- Aim of the exercise
In the data below, find every line with the word "Take" and copy it.

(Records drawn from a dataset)
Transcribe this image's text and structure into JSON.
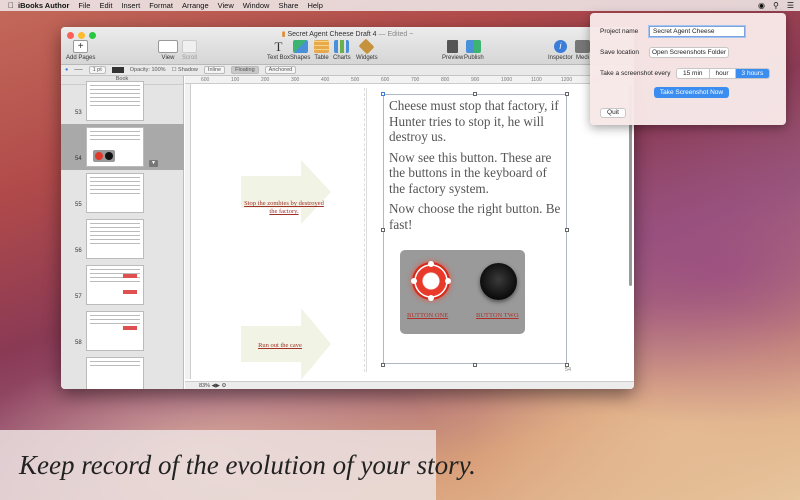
{
  "menubar": {
    "app_name": "iBooks Author",
    "items": [
      "File",
      "Edit",
      "Insert",
      "Format",
      "Arrange",
      "View",
      "Window",
      "Share",
      "Help"
    ],
    "right_icons": [
      "app-status-icon",
      "search-icon",
      "list-icon"
    ]
  },
  "window": {
    "doc_name": "Secret Agent Cheese Draft 4",
    "doc_status": "— Edited ~",
    "toolbar": {
      "add_pages": "Add Pages",
      "view": "View",
      "scroll": "Scroll",
      "text_box": "Text Box",
      "shapes": "Shapes",
      "table": "Table",
      "charts": "Charts",
      "widgets": "Widgets",
      "preview": "Preview",
      "publish": "Publish",
      "inspector": "Inspector",
      "media": "Medi"
    },
    "formatbar": {
      "stroke": "1 pt",
      "opacity": "Opacity: 100%",
      "shadow": "Shadow",
      "wrap_inline": "Inline",
      "wrap_floating": "Floating",
      "wrap_anchored": "Anchored"
    },
    "sidebar": {
      "header": "Book",
      "pages": [
        "53",
        "54",
        "55",
        "56",
        "57",
        "58"
      ]
    },
    "rulers": {
      "ticks": [
        "600",
        "100",
        "200",
        "300",
        "400",
        "500",
        "600",
        "700",
        "800",
        "900",
        "1000",
        "1100",
        "1200",
        "1300"
      ]
    },
    "canvas": {
      "arrow1_label": "Stop the zombies by destroyed the factory.",
      "arrow2_label": "Run out the cave",
      "paragraphs": [
        "Cheese must stop that factory, if Hunter tries to stop it, he will destroy us.",
        "Now see this button. These are the buttons in the keyboard of the factory system.",
        "Now choose the right button. Be fast!"
      ],
      "button_one_label": "BUTTON ONE",
      "button_two_label": "BUTTON TWO",
      "page_number": "54"
    },
    "status": {
      "zoom": "83%"
    }
  },
  "popover": {
    "project_name_label": "Project name",
    "project_name_value": "Secret Agent Cheese",
    "save_location_label": "Save location",
    "open_folder_button": "Open Screenshots Folder",
    "interval_label": "Take a screenshot every",
    "interval_options": [
      "15 min",
      "hour",
      "3 hours"
    ],
    "interval_selected": "3 hours",
    "take_now_button": "Take Screenshot Now",
    "quit_button": "Quit",
    "accent_color": "#3b8ef0"
  },
  "caption": {
    "text": "Keep record of the evolution of your story."
  }
}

- Result of this task
    "interval_label": "Take a screenshot every",
    "take_now_button": "Take Screenshot Now",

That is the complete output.